I run when and where I want to. I run with loved ones and friends who in the past would have been “too slow”. I am humbled when the person I used to fly by, now is passing me like a high speed train. I slow down if it hurts. I sprint when it feels good. I run long on a whim and I stop short if I’m tired. I allow my running to come through me from above. I don’t question or force. I am not winning races or qualifying for Boston, but I am free.
I feel the wonder and charm with my sport that I did when I first started.
There is this pardoning that comes with being a wildflower–it feels unprocessed and organic. There will be rainy years that produce great bloom again, and I look forward to that. However, this year is a year of recovery and restoration, and I’m very much at peace with that notion. I accept the aftermath of the great aridity of 2013.
Some may say that there is no greatness to a field of wildflowers. Some may walk past and not even notice them. In my eyes, there is a unique and deep beauty to them– one that you really have to stop and ponder. I have a deep appreciation for the struggle, the tenacity, and the will the flower must endure to survive.
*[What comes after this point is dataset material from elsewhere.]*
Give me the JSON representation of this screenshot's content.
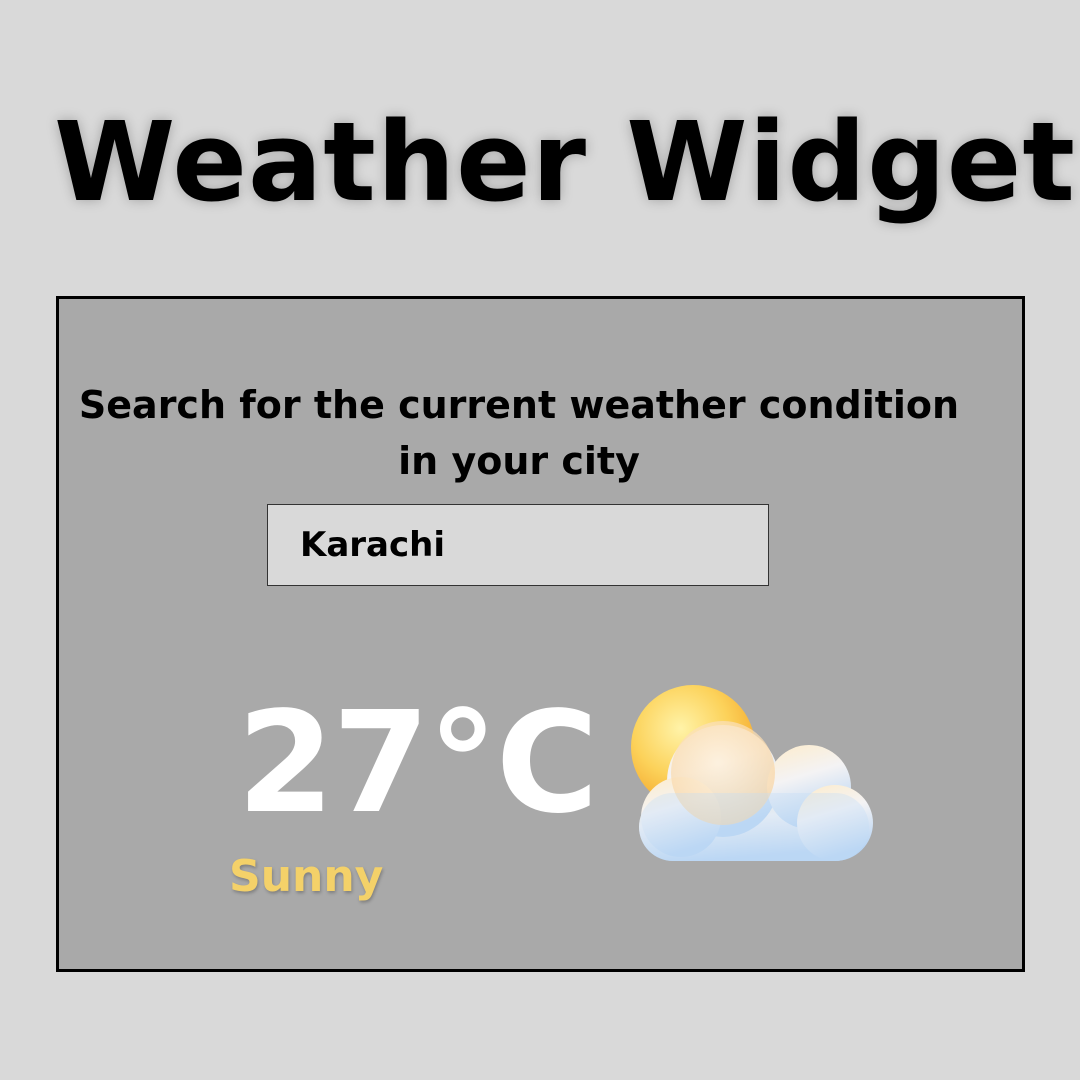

There will be no bountiful bloom this year–I’ll recover, and wait, and wait, and wait, but don’t be surprised if one Spring comes along and you walk past a field so full of color, you won’t be able to stop yourself from pausing to gaze at it.